    Booker Young and his wife Connie pose for a photo at this year’s Texas Farm Bureau Summer Leadership Conference. The two represented Bandera County Fam Bureau at the three-day event. Courtesy Photo

Farmers and ranchers recently gathered in San Marcos to discuss current agricultural issues at the Texas Farm Bureau (TFB) Summer Leadership Conference.

The conference, held June 21-23, included a review of the 87th Texas Legislature, general session, information on carbon markets, insights into the best packing industry and discussion on other pertinent issues for farmers and ranchers.

“The summer conference gets farmers and ranchers from across the state together to discuss commodity and legislative matters impacting them or that may become an issue soon. We heard from a major grocery store on their challenges in stocking stores during COVID-19 and February winter storms, which was interesting,” Booker Young, Bandera County Farm Bureau Vice President said.

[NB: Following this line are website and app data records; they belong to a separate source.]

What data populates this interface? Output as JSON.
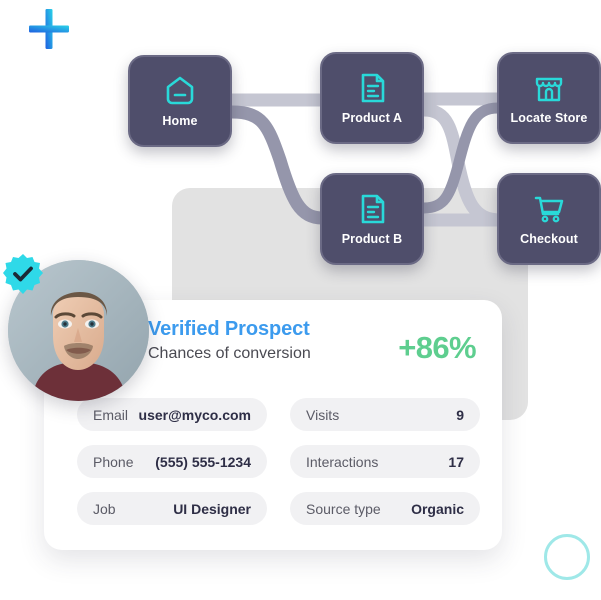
{
  "decor": {
    "plus_icon": "plus-icon",
    "plus_gradient_from": "#1f5fe0",
    "plus_gradient_to": "#2ad2e8",
    "ring_icon": "circle-outline-icon",
    "ring_color": "#9fe8e8"
  },
  "flow": {
    "node_bg": "#4f4e6b",
    "icon_color": "#29d9d9",
    "connector_light": "#c5c6d2",
    "connector_dark": "#9596ab",
    "nodes": [
      {
        "id": "home",
        "label": "Home",
        "icon": "home-icon"
      },
      {
        "id": "product-a",
        "label": "Product A",
        "icon": "document-icon"
      },
      {
        "id": "locate-store",
        "label": "Locate Store",
        "icon": "store-icon"
      },
      {
        "id": "product-b",
        "label": "Product B",
        "icon": "document-icon"
      },
      {
        "id": "checkout",
        "label": "Checkout",
        "icon": "cart-icon"
      }
    ]
  },
  "profile": {
    "avatar": "user-avatar",
    "verified_badge": "verified-check-icon",
    "badge_color": "#2fd9e8",
    "title": "Verified Prospect",
    "title_color": "#3c9bee",
    "subtitle": "Chances of conversion",
    "conversion": "+86%",
    "conversion_color": "#5ece8f",
    "details_left": [
      {
        "label": "Email",
        "value": "user@myco.com"
      },
      {
        "label": "Phone",
        "value": "(555) 555-1234"
      },
      {
        "label": "Job",
        "value": "UI Designer"
      }
    ],
    "details_right": [
      {
        "label": "Visits",
        "value": "9"
      },
      {
        "label": "Interactions",
        "value": "17"
      },
      {
        "label": "Source type",
        "value": "Organic"
      }
    ]
  }
}
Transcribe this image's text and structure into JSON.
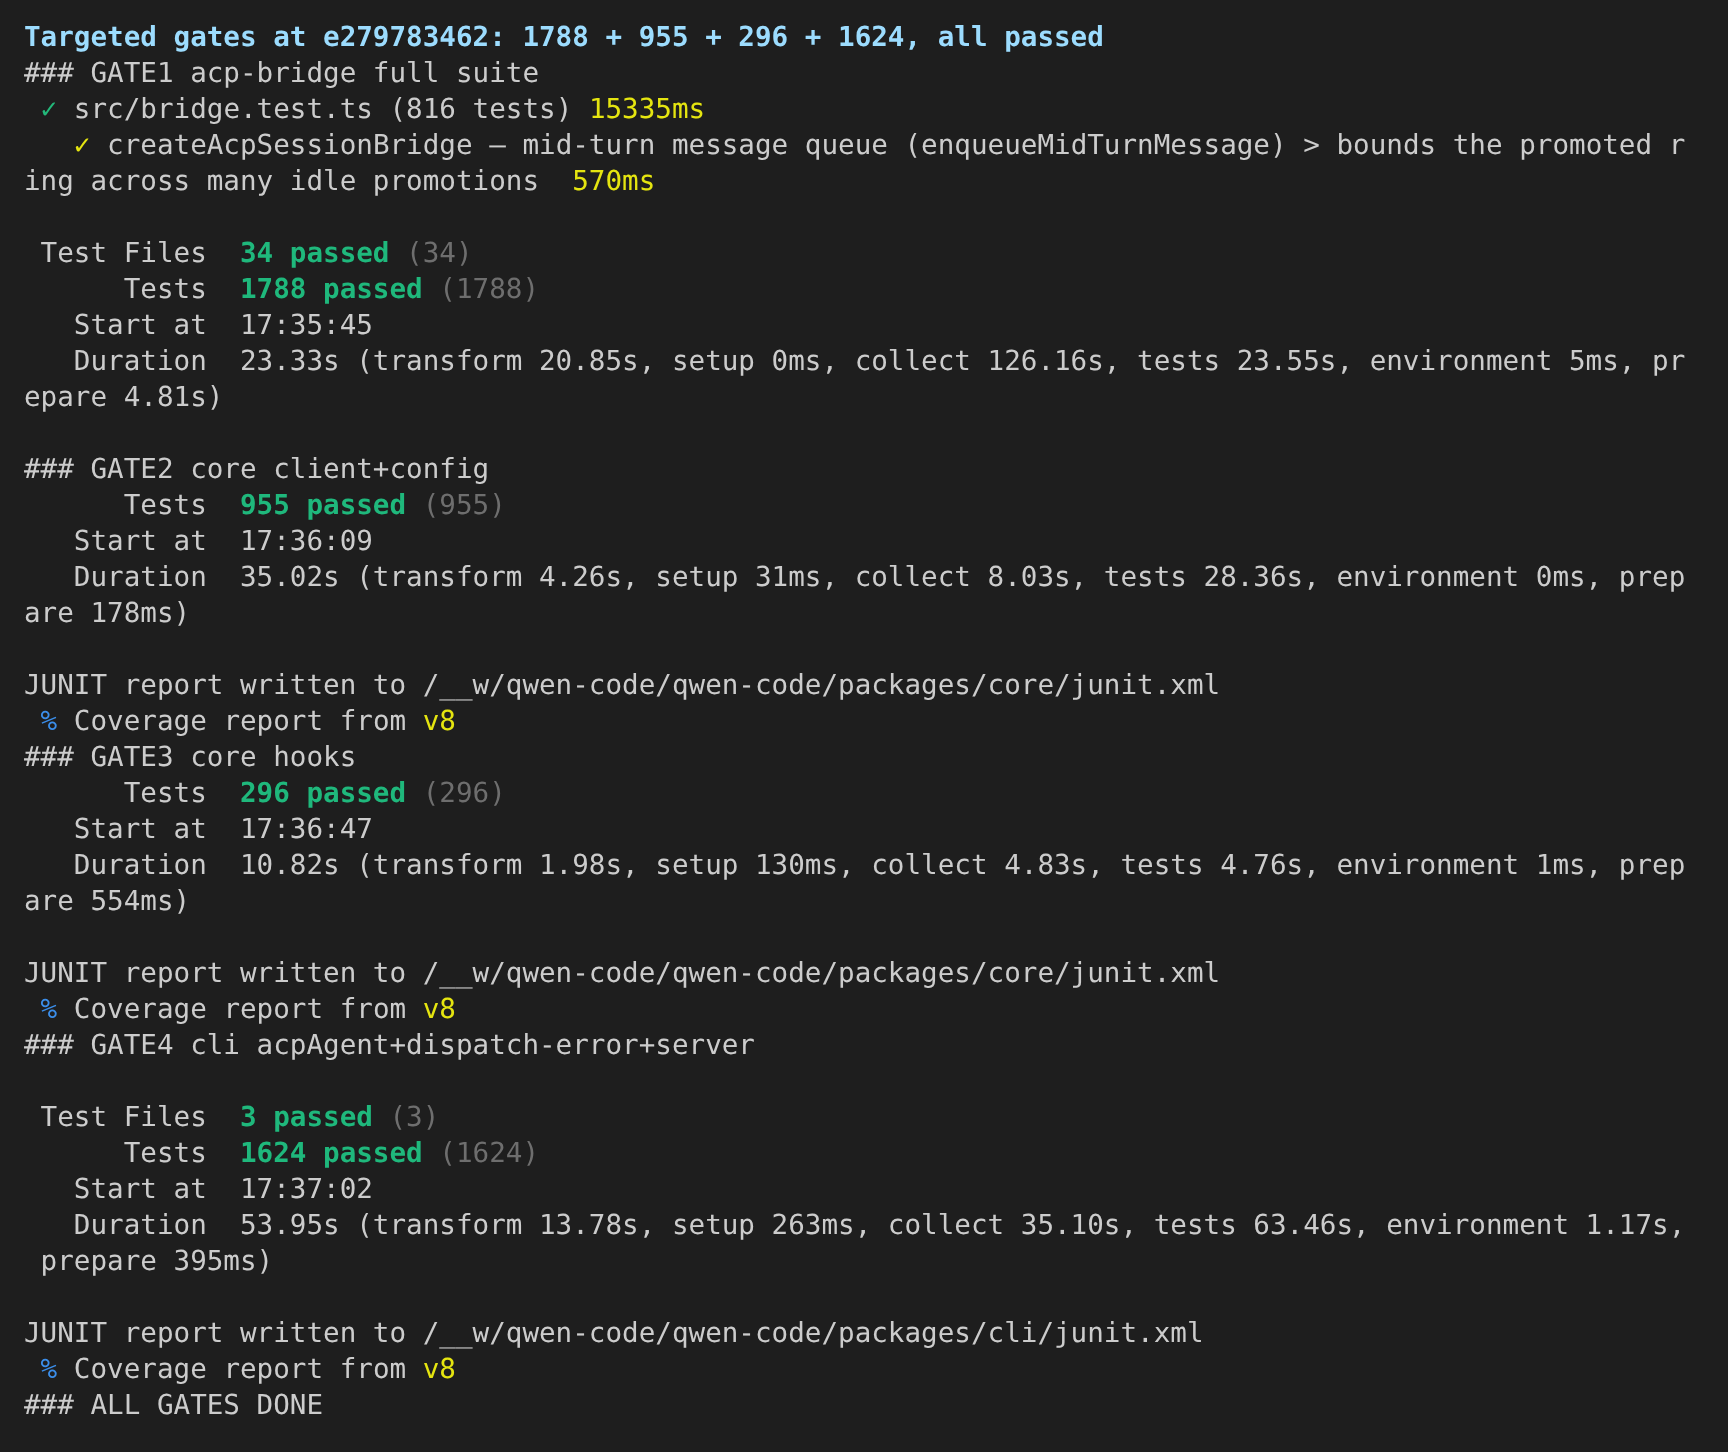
{
  "terminal": {
    "blocks": [
      [
        {
          "segments": [
            {
              "kind": "heading",
              "text": "Targeted gates at e279783462: 1788 + 955 + 296 + 1624, all passed"
            }
          ]
        },
        {
          "segments": [
            {
              "kind": "plain",
              "text": "### GATE1 acp-bridge full suite"
            }
          ]
        },
        {
          "segments": [
            {
              "kind": "check",
              "text": " ✓"
            },
            {
              "kind": "plain",
              "text": " src/bridge.test.ts (816 tests) "
            },
            {
              "kind": "time",
              "text": "15335ms"
            }
          ]
        },
        {
          "segments": [
            {
              "kind": "slow-check",
              "text": "   ✓"
            },
            {
              "kind": "plain",
              "text": " createAcpSessionBridge – mid-turn message queue (enqueueMidTurnMessage) > bounds the promoted r"
            }
          ]
        },
        {
          "segments": [
            {
              "kind": "plain",
              "text": "ing across many idle promotions  "
            },
            {
              "kind": "time",
              "text": "570ms"
            }
          ]
        }
      ],
      [
        {
          "segments": [
            {
              "kind": "plain",
              "text": " Test Files  "
            },
            {
              "kind": "pass",
              "text": "34 passed"
            },
            {
              "kind": "dim",
              "text": " (34)"
            }
          ]
        },
        {
          "segments": [
            {
              "kind": "plain",
              "text": "      Tests  "
            },
            {
              "kind": "pass",
              "text": "1788 passed"
            },
            {
              "kind": "dim",
              "text": " (1788)"
            }
          ]
        },
        {
          "segments": [
            {
              "kind": "plain",
              "text": "   Start at  17:35:45"
            }
          ]
        },
        {
          "segments": [
            {
              "kind": "plain",
              "text": "   Duration  23.33s (transform 20.85s, setup 0ms, collect 126.16s, tests 23.55s, environment 5ms, pr"
            }
          ]
        },
        {
          "segments": [
            {
              "kind": "plain",
              "text": "epare 4.81s)"
            }
          ]
        }
      ],
      [
        {
          "segments": [
            {
              "kind": "plain",
              "text": "### GATE2 core client+config"
            }
          ]
        },
        {
          "segments": [
            {
              "kind": "plain",
              "text": "      Tests  "
            },
            {
              "kind": "pass",
              "text": "955 passed"
            },
            {
              "kind": "dim",
              "text": " (955)"
            }
          ]
        },
        {
          "segments": [
            {
              "kind": "plain",
              "text": "   Start at  17:36:09"
            }
          ]
        },
        {
          "segments": [
            {
              "kind": "plain",
              "text": "   Duration  35.02s (transform 4.26s, setup 31ms, collect 8.03s, tests 28.36s, environment 0ms, prep"
            }
          ]
        },
        {
          "segments": [
            {
              "kind": "plain",
              "text": "are 178ms)"
            }
          ]
        }
      ],
      [
        {
          "segments": [
            {
              "kind": "plain",
              "text": "JUNIT report written to /__w/qwen-code/qwen-code/packages/core/junit.xml"
            }
          ]
        },
        {
          "segments": [
            {
              "kind": "percent",
              "text": " %"
            },
            {
              "kind": "plain",
              "text": " Coverage report from "
            },
            {
              "kind": "time",
              "text": "v8"
            }
          ]
        },
        {
          "segments": [
            {
              "kind": "plain",
              "text": "### GATE3 core hooks"
            }
          ]
        },
        {
          "segments": [
            {
              "kind": "plain",
              "text": "      Tests  "
            },
            {
              "kind": "pass",
              "text": "296 passed"
            },
            {
              "kind": "dim",
              "text": " (296)"
            }
          ]
        },
        {
          "segments": [
            {
              "kind": "plain",
              "text": "   Start at  17:36:47"
            }
          ]
        },
        {
          "segments": [
            {
              "kind": "plain",
              "text": "   Duration  10.82s (transform 1.98s, setup 130ms, collect 4.83s, tests 4.76s, environment 1ms, prep"
            }
          ]
        },
        {
          "segments": [
            {
              "kind": "plain",
              "text": "are 554ms)"
            }
          ]
        }
      ],
      [
        {
          "segments": [
            {
              "kind": "plain",
              "text": "JUNIT report written to /__w/qwen-code/qwen-code/packages/core/junit.xml"
            }
          ]
        },
        {
          "segments": [
            {
              "kind": "percent",
              "text": " %"
            },
            {
              "kind": "plain",
              "text": " Coverage report from "
            },
            {
              "kind": "time",
              "text": "v8"
            }
          ]
        },
        {
          "segments": [
            {
              "kind": "plain",
              "text": "### GATE4 cli acpAgent+dispatch-error+server"
            }
          ]
        }
      ],
      [
        {
          "segments": [
            {
              "kind": "plain",
              "text": " Test Files  "
            },
            {
              "kind": "pass",
              "text": "3 passed"
            },
            {
              "kind": "dim",
              "text": " (3)"
            }
          ]
        },
        {
          "segments": [
            {
              "kind": "plain",
              "text": "      Tests  "
            },
            {
              "kind": "pass",
              "text": "1624 passed"
            },
            {
              "kind": "dim",
              "text": " (1624)"
            }
          ]
        },
        {
          "segments": [
            {
              "kind": "plain",
              "text": "   Start at  17:37:02"
            }
          ]
        },
        {
          "segments": [
            {
              "kind": "plain",
              "text": "   Duration  53.95s (transform 13.78s, setup 263ms, collect 35.10s, tests 63.46s, environment 1.17s,"
            }
          ]
        },
        {
          "segments": [
            {
              "kind": "plain",
              "text": " prepare 395ms)"
            }
          ]
        }
      ],
      [
        {
          "segments": [
            {
              "kind": "plain",
              "text": "JUNIT report written to /__w/qwen-code/qwen-code/packages/cli/junit.xml"
            }
          ]
        },
        {
          "segments": [
            {
              "kind": "percent",
              "text": " %"
            },
            {
              "kind": "plain",
              "text": " Coverage report from "
            },
            {
              "kind": "time",
              "text": "v8"
            }
          ]
        },
        {
          "segments": [
            {
              "kind": "plain",
              "text": "### ALL GATES DONE"
            }
          ]
        }
      ]
    ]
  }
}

“It provided us a view from the other end of the food supply chain that might help us create some new strategies as we all work to stay innovative in feeding consumers. That’s the aim of these meetings---to exchange ideas and lean more from each other and our speakers,” he said.

Other topics on the agenda included an overview of the Texas A & M AgriLife Extension Service, which Booker said works closely with farmers and ranchers.

Soil health, climate pesticide regulation and registration, international grain trade, the economic outlook agriculture and a report n the Texas Beef Checkoff program were also covered.

The organization’s commodity advisory committees met to discuss issues and possible solutions related to agricultural commodities grown and raised in Texas.

Booker Young and his wife Connie represented Bandera County Fam Bureau at the three-day event.

“We’re proud to represent our county’s agricultural interests at these statewide gathering. Booker said. “Things can change quickly with legislative issues, trade or other outside influences, so it’s good to have our folks there representing our issues and making sure they’re heard.”

“And we may hear about something impacting someone else that could become an issue for us, so it’s a good exchange of information,” he concluded.

For more information, visit texasfarmbureau.org.